The following is a list of Pantanal lodges, fazendas and pousadas in the Aquidauana region. These give visitors an opportunity to experience the Pantaneiro lifestyle on a working cattle ranch, in addition to viewing Pantanal wildlife. Included activities generally include horse riding, fishing for piranha, wildlife treks and jeep safaris - however its recommended that you verify availability of these before booking (also advising any special needs). Most tourist fazendas now have Internet and wif-fi but don't expect it to be fast. Road access may only be possible in the dry season, with an air taxi being needed to reach some locations at other times.
Several further nearby lodges are listed in the guide for Miranda (which is only a short distance from Aquidauana). You can also use the interactive zoomable map on our Pantanal Maps page to see approximate locations.
Air: There aren't many options with scheduled air services into Aquidauana. Air taxis may be required to access some remote fazendas, with one-way prices ranging USD 500-1500 depending on the location and size of aircraft. This price can be split among multiple passengers if travelling in groups although there may be luggage restrictions depending on number of passengers and capacity of the plane. Air taxis can be booked from Campo Grande airport or via the links below:
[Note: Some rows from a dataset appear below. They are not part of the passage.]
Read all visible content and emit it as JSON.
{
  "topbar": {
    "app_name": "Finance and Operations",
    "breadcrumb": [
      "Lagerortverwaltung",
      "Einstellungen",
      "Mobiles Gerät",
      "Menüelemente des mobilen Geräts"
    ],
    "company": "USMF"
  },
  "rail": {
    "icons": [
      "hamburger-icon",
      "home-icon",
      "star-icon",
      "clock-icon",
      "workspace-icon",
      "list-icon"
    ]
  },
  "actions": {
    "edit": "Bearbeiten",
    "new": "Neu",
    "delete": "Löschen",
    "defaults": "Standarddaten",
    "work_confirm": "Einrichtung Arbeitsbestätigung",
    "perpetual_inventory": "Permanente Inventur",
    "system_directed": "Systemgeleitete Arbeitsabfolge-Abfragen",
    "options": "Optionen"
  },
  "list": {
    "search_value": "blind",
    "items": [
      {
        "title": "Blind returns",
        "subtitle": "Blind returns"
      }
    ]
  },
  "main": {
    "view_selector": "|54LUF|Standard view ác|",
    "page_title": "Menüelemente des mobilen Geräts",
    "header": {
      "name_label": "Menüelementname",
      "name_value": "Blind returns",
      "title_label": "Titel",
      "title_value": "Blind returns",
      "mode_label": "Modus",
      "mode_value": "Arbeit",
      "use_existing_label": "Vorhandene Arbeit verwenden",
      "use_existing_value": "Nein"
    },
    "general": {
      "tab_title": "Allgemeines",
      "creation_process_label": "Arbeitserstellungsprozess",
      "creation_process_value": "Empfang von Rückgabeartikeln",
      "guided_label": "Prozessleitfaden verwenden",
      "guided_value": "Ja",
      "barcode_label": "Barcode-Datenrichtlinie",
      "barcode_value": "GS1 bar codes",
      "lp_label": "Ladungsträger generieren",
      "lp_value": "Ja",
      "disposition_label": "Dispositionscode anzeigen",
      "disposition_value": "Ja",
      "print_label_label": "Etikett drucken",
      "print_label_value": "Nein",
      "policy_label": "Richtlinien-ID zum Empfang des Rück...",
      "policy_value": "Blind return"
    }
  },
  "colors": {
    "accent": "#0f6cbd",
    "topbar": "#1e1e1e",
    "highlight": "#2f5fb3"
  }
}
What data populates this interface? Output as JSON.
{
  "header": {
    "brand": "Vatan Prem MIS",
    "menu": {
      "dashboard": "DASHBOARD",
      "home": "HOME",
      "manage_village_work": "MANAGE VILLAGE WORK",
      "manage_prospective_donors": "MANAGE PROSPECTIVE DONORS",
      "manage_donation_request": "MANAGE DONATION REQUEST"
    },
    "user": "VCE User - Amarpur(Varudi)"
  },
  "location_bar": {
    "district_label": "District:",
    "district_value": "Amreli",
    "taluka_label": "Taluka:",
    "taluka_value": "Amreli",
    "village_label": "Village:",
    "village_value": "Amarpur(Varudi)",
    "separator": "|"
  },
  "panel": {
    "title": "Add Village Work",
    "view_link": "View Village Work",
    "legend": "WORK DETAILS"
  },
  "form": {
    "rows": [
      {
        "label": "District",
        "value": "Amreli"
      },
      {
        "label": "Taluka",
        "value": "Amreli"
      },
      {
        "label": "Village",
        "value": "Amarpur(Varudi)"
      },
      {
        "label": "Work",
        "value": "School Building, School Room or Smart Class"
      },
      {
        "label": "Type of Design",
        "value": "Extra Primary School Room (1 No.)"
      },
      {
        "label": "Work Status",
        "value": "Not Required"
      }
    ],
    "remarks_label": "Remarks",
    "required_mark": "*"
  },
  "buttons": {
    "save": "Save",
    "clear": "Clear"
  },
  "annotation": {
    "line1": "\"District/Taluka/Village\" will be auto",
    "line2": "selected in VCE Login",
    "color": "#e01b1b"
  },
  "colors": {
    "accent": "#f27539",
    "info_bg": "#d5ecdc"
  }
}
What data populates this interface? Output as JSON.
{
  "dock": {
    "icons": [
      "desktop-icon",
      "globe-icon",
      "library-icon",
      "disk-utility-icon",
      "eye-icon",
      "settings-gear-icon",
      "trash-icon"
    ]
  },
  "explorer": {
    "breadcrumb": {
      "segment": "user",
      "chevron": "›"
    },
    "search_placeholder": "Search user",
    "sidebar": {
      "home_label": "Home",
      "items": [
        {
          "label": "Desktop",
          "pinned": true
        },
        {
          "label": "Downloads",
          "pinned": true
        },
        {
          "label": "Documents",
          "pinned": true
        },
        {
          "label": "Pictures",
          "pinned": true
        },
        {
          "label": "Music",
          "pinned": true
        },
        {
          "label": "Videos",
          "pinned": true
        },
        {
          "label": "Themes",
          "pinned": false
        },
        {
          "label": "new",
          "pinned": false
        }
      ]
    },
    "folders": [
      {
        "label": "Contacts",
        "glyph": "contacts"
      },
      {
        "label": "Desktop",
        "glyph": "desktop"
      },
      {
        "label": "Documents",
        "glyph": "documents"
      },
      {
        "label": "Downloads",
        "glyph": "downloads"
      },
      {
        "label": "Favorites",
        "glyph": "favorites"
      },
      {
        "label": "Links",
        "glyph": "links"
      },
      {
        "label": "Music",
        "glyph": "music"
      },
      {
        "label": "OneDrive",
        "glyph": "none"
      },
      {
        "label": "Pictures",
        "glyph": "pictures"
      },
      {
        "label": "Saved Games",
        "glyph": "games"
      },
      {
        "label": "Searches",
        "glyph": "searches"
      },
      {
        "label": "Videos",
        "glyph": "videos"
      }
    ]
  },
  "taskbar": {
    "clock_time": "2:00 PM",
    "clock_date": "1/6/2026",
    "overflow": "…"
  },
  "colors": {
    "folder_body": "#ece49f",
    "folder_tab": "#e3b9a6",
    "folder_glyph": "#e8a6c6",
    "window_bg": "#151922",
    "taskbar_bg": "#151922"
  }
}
Bus: There are several regular bus services run by Andorinha and other local companies between Campo Grande, Aquidauana, Miranda, and Corumbá every few hours. Bus transport and vans can also be arranged to Bonito (although you may need to check details with your hotel or at the bus station). See the link below for times and bookings:
Road: Aquidauana and Anastácio sit midway between Corumbá and Campo Grande on the BR-262. The road is paved (although pot-holed in places following heavy rains), and can be used year-round.
However, most of the Fazendas and Pousadas are located along dirt roads such as the MS-170 and MS-419 travelling into the Pantanal interior. These are generally reachable in the dry season (Apr-Oct) but can become boggy and treacherous in the wet season(Nov-Mar), requiring a 4x4 and patience. If you're booking a Pantanal Lodge its best to check with them about the best mode of access. Often they can arrange the transfers for you from the town or from Campo Grande.
Train: The Trem do Pantanal runs between Campo Grande and Miranda, via Aquidauana. This is a weekly service leaving from Campo Grande at 7:30am on Saturday mornings, and returns from Miranda at 8:30am on Sunday morning.
Its a scenic journey, although not particularly fast - taking 11 hours each way.
Current (one-way) fares are:
- Campo Grande/Aquidauana: R$120
- Campo Grande/Miranda: R$150
Banner image: Aerial view of the Igreja Matriz de Aquidauana (Andrew Mercer)
Other photos: Andrew Mercer